* Problem requirements: In the records below, tally every line containing "Número". Report only the total.

══ Records for processing ══

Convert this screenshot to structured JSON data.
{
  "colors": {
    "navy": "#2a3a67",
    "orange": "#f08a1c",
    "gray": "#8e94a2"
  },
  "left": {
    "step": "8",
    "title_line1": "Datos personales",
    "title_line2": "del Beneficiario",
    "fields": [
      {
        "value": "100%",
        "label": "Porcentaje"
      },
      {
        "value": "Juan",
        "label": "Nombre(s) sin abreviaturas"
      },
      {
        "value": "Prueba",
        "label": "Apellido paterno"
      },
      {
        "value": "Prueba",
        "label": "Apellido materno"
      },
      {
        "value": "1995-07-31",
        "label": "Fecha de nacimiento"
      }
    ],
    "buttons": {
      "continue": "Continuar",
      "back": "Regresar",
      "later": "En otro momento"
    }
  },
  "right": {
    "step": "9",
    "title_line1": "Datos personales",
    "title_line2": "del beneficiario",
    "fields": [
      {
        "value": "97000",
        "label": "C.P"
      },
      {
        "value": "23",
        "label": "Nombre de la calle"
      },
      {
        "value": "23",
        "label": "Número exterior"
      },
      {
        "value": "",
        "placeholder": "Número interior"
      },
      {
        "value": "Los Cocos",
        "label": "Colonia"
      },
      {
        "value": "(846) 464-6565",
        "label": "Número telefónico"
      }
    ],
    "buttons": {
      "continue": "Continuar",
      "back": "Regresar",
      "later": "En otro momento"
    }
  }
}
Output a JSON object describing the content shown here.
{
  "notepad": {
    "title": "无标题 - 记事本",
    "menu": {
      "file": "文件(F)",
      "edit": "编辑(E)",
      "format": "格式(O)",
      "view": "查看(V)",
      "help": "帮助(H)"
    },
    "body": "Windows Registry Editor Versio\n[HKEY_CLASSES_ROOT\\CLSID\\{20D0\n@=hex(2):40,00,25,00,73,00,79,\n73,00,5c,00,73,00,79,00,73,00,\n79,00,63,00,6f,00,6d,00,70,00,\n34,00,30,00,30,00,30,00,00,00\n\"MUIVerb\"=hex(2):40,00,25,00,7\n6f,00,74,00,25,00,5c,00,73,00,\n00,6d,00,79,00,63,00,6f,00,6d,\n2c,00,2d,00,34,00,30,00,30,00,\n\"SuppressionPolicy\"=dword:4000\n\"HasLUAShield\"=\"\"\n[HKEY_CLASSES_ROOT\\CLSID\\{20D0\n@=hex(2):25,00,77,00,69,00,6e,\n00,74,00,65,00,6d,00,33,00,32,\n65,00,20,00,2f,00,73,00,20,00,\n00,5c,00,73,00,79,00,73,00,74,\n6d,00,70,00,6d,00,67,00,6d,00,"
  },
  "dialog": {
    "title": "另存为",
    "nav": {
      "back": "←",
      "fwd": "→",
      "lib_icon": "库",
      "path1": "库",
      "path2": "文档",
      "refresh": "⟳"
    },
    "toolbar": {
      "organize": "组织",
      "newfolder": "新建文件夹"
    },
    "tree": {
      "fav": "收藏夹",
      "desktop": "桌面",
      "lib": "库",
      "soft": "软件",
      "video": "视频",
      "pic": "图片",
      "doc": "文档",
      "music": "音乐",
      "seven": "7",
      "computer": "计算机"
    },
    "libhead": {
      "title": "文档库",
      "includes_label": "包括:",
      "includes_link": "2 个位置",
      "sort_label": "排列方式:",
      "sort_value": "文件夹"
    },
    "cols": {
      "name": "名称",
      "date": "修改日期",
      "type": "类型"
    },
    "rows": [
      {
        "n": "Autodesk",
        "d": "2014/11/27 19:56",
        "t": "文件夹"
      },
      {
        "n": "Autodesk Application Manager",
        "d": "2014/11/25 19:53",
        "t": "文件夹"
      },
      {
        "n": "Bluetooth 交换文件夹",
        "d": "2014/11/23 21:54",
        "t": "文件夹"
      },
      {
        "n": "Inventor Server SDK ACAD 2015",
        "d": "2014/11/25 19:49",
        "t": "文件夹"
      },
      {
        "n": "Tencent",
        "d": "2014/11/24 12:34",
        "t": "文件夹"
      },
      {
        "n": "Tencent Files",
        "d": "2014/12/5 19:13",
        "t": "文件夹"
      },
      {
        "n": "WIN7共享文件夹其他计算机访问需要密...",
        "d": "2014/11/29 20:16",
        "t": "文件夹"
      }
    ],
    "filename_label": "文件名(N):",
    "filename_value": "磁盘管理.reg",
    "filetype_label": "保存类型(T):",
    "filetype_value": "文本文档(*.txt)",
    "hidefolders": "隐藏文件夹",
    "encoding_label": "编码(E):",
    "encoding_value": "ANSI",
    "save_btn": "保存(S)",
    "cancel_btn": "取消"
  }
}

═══

* The answer: 3